The patient was randomised to the Impella treatment arm. Upon arrival in the catheterisation lab, fluoroscopic identification of the femoral head using ultrasound and a micropuncture kit enabled meticulous large bore access of the femoral artery. A left ventriculogram enabled placement of the Impella CP. Dr George noted that the additional 20–30 seconds taken to identify appropriate anatomic landmarks during vascular access can minimise complications in trial patients. Immediate unloading with the Impella CP resolved ST-segment elevation in the patient, as detected by ECG, and the patient stated he was pain free upon initiation of the device prior to reperfusion. These observations correlate with prior anecdotal evidence of chest pain resolution and decreased ST-segment with mechanical unloading alone. After unloading, Dr George placed an angioplasty balloon in the patient using the same femoral artery access point. This single-access approach involved micropuncture adjacent to the Impella catheter, inserting an 0.035" wire through the micropuncture, inserting a 6 Fr sheath through the Impella repositioning sheath and then inserting the balloon. Optical coherence tomography (OCT) to identify distal and proximal reference vessel size was performed. Use of the single-access technique instead of two access points by radial technique can decrease vascular complications. After 30 minutes of unloading, Dr George performed PCI, followed by OCT. Placement of an Xience 3.5 × 23.0 mm drug-eluting stent appeared to be angiographically adequate, but OCT imaging indicated poor opposition in the proximal segment of the blood vessel. Such a configuration could produce acute stent thrombosis. Dr George resolved the issue by consecutive post-dilatation using a 4.0 × 8.0 mm balloon and a 5.0 × 8.0 mm balloon.

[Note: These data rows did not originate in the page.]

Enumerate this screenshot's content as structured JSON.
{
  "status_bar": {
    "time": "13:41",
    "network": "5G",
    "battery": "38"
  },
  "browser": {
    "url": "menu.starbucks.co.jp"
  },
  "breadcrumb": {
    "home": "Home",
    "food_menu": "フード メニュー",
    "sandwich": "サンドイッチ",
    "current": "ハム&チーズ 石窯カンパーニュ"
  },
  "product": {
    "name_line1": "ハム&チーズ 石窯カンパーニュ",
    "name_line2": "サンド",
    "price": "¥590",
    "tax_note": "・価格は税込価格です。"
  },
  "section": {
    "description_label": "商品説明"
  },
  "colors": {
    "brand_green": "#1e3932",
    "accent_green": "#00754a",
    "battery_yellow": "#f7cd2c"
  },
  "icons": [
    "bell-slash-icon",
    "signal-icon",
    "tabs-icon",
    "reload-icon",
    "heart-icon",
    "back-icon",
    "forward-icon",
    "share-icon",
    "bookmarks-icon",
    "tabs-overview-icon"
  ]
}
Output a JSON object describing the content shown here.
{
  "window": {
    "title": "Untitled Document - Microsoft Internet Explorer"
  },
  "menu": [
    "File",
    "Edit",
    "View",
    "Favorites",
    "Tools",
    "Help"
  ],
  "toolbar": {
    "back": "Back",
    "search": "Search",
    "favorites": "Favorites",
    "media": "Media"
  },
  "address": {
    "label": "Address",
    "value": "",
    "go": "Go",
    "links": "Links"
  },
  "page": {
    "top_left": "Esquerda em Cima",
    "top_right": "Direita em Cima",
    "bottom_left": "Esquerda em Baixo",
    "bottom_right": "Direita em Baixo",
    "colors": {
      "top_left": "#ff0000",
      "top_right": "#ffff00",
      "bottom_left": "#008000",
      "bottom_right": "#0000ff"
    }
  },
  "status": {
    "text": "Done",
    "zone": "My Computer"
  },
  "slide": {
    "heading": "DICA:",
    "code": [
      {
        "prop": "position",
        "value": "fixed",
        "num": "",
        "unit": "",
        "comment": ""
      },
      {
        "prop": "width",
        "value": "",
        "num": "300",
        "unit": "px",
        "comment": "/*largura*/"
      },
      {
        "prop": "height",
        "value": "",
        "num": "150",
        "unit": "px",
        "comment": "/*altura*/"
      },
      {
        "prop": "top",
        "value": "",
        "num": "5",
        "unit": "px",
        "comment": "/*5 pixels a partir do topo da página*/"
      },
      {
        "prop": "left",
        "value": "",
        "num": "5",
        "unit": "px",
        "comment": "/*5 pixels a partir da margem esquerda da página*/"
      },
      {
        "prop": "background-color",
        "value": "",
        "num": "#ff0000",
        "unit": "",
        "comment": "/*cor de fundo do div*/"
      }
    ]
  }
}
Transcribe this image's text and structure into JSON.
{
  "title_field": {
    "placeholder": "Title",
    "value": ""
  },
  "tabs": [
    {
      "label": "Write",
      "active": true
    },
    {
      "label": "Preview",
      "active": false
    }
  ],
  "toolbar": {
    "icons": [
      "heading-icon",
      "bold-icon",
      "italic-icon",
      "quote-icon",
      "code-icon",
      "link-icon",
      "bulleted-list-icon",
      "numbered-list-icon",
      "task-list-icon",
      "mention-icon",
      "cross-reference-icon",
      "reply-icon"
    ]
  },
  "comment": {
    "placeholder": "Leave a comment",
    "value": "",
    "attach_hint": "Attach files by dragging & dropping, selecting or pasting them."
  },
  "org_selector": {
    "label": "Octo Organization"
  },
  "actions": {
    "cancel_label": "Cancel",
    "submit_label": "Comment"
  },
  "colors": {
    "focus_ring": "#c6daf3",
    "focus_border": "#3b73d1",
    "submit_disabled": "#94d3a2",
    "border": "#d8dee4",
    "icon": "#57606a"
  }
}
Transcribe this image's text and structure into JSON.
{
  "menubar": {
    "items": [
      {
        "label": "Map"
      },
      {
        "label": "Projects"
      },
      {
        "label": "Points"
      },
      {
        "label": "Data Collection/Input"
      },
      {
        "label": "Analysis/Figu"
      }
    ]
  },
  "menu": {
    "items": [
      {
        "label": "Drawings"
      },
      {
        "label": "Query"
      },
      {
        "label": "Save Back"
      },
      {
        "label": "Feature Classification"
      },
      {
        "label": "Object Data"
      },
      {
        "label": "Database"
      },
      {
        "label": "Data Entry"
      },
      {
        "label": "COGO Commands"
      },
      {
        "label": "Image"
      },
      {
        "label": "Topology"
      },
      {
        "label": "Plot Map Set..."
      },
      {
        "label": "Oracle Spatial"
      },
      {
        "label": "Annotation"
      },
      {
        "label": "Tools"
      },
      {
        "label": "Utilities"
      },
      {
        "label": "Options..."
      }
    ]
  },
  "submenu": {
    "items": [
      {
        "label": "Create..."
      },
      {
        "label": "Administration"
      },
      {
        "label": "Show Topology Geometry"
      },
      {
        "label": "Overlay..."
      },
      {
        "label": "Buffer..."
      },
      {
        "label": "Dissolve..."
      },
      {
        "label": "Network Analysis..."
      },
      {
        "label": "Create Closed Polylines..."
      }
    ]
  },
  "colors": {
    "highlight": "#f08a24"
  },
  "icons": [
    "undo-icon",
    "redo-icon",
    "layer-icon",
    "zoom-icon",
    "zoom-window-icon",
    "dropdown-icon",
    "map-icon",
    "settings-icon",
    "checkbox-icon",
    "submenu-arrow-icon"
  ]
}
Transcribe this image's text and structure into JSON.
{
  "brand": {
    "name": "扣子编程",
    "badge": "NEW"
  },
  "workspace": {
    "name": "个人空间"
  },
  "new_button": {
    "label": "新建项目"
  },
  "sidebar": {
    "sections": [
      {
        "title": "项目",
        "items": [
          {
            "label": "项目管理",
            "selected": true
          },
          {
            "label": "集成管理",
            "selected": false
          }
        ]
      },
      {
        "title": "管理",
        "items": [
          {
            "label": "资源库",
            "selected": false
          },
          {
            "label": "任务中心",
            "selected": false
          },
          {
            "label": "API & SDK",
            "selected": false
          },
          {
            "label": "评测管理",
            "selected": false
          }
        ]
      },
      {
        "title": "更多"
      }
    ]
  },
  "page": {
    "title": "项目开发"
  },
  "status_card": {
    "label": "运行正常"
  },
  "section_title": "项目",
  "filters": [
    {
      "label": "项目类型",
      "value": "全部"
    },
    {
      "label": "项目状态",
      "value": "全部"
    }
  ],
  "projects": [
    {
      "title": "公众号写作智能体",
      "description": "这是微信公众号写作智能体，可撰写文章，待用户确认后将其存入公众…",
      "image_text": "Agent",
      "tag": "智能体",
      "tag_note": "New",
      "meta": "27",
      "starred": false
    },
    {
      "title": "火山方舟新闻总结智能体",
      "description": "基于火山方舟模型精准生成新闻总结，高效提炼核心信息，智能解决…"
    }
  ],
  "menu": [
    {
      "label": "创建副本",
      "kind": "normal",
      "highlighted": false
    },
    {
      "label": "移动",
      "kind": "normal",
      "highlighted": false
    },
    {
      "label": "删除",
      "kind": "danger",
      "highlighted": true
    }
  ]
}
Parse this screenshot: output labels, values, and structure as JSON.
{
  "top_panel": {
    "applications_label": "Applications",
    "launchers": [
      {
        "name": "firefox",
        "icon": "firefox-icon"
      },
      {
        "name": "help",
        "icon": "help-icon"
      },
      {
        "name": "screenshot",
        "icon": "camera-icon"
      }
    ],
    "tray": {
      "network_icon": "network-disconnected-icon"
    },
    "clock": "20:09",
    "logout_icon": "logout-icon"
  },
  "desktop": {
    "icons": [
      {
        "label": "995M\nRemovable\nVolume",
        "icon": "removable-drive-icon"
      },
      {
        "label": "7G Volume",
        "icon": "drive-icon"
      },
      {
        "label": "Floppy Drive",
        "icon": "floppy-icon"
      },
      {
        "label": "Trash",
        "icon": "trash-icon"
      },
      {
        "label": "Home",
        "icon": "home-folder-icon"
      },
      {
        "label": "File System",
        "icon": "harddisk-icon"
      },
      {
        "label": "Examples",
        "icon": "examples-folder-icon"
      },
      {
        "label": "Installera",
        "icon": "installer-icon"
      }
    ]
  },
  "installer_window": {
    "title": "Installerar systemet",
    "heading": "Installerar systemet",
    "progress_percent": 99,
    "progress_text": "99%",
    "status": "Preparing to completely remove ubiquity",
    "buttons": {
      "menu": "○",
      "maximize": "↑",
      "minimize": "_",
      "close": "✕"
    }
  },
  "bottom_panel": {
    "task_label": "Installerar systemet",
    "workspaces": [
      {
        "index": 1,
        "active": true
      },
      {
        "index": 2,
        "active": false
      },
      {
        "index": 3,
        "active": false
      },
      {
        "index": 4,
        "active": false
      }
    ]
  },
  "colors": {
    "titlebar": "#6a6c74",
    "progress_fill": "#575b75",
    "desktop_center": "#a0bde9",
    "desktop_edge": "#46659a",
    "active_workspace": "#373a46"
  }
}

The final post-PCI angiogram revealed excellent results for the patient with normal distal flow, no residual stenosis and no additional complications. Removal of the catheter sheath produced no bleeding. Post-PCI ECG indicated that ST-segments continued to be resolved. An echocardiogram on days 1 and 30 post-MI revealed resolution of a pronounced wall motion abnormality and LV function restoration. An MRI on days 3 and 30 post-Impella also revealed resolution of the wall motion abnormality, as well as resolution of anterior oedema and hypokinesis.
Dr George concluded that the patient provided an excellent example of trial enrolment, MI resolution immediately after unloading, single-access technique and post-closure technique. Meticulous care of vascular access should be performed from the arteriotomy to post-closure to enable clinical detection of the effect of unloading on infarct size.